(Web page and app entries)
━━━
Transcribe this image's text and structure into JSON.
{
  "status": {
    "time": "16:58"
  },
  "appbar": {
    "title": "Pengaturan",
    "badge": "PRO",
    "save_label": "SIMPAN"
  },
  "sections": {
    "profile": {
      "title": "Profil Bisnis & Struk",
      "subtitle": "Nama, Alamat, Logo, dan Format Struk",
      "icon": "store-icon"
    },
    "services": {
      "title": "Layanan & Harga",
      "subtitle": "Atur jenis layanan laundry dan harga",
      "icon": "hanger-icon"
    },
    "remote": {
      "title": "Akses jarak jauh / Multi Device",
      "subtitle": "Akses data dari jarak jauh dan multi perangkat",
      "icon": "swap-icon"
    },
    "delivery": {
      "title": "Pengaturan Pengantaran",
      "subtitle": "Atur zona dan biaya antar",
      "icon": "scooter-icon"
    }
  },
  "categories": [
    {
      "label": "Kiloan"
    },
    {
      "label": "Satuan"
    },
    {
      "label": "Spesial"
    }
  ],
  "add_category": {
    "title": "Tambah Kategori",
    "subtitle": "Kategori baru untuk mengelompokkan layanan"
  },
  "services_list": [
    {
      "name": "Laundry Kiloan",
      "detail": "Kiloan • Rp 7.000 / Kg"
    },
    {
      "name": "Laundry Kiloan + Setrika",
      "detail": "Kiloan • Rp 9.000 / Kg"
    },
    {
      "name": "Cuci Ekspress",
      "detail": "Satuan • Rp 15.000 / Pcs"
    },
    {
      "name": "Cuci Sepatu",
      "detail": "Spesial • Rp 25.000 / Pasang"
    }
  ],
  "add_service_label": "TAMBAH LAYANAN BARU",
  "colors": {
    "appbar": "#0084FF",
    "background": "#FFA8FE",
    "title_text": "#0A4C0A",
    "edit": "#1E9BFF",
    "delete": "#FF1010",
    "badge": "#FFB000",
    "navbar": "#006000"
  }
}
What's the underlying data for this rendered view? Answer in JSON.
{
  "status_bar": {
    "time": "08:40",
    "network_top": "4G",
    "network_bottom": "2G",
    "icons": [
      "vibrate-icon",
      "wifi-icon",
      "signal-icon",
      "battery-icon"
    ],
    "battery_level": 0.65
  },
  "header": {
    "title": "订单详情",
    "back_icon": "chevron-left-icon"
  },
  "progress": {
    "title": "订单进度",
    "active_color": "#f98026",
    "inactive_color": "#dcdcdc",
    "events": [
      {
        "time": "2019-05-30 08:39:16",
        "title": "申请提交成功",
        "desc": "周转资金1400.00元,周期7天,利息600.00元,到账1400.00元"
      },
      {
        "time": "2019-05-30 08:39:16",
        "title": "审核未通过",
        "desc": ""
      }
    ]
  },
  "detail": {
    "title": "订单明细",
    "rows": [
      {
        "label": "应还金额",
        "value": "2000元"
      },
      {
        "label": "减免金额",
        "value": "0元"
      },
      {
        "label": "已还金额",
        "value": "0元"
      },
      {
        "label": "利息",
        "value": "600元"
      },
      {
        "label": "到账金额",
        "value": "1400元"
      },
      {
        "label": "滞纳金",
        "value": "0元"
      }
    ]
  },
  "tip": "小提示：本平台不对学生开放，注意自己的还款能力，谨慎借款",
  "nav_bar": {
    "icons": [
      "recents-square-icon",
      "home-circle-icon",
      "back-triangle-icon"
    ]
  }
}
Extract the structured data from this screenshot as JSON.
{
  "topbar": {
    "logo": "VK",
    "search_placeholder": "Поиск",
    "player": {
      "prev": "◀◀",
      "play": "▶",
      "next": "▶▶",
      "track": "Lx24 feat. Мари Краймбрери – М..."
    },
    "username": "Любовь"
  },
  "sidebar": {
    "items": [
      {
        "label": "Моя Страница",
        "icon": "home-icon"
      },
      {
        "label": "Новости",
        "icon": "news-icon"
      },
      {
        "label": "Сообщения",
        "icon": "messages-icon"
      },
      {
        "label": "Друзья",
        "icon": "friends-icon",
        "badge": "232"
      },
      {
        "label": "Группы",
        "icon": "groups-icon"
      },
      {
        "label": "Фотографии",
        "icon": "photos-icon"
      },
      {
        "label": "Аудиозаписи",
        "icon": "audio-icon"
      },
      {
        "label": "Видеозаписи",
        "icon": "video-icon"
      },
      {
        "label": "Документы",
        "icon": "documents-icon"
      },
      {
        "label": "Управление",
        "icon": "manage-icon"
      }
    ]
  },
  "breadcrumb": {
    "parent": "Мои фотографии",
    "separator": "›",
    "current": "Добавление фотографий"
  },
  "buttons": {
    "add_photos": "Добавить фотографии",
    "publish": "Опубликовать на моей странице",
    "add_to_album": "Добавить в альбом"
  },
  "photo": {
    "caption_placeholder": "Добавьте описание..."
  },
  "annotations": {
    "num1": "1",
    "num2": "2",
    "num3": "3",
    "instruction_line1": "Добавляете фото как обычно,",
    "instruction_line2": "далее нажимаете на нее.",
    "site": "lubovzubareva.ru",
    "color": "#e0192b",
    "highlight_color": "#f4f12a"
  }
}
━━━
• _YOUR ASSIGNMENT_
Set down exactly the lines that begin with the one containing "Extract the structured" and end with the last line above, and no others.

• _WRITTEN ANSWER_
Extract the structured data from this screenshot as JSON.
{
  "topbar": {
    "logo": "VK",
    "search_placeholder": "Поиск",
    "player": {
      "prev": "◀◀",
      "play": "▶",
      "next": "▶▶",
      "track": "Lx24 feat. Мари Краймбрери – М..."
    },
    "username": "Любовь"
  },
  "sidebar": {
    "items": [
      {
        "label": "Моя Страница",
        "icon": "home-icon"
      },
      {
        "label": "Новости",
        "icon": "news-icon"
      },
      {
        "label": "Сообщения",
        "icon": "messages-icon"
      },
      {
        "label": "Друзья",
        "icon": "friends-icon",
        "badge": "232"
      },
      {
        "label": "Группы",
        "icon": "groups-icon"
      },
      {
        "label": "Фотографии",
        "icon": "photos-icon"
      },
      {
        "label": "Аудиозаписи",
        "icon": "audio-icon"
      },
      {
        "label": "Видеозаписи",
        "icon": "video-icon"
      },
      {
        "label": "Документы",
        "icon": "documents-icon"
      },
      {
        "label": "Управление",
        "icon": "manage-icon"
      }
    ]
  },
  "breadcrumb": {
    "parent": "Мои фотографии",
    "separator": "›",
    "current": "Добавление фотографий"
  },
  "buttons": {
    "add_photos": "Добавить фотографии",
    "publish": "Опубликовать на моей странице",
    "add_to_album": "Добавить в альбом"
  },
  "photo": {
    "caption_placeholder": "Добавьте описание..."
  },
  "annotations": {
    "num1": "1",
    "num2": "2",
    "num3": "3",
    "instruction_line1": "Добавляете фото как обычно,",
    "instruction_line2": "далее нажимаете на нее.",
    "site": "lubovzubareva.ru",
    "color": "#e0192b",
    "highlight_color": "#f4f12a"
  }
}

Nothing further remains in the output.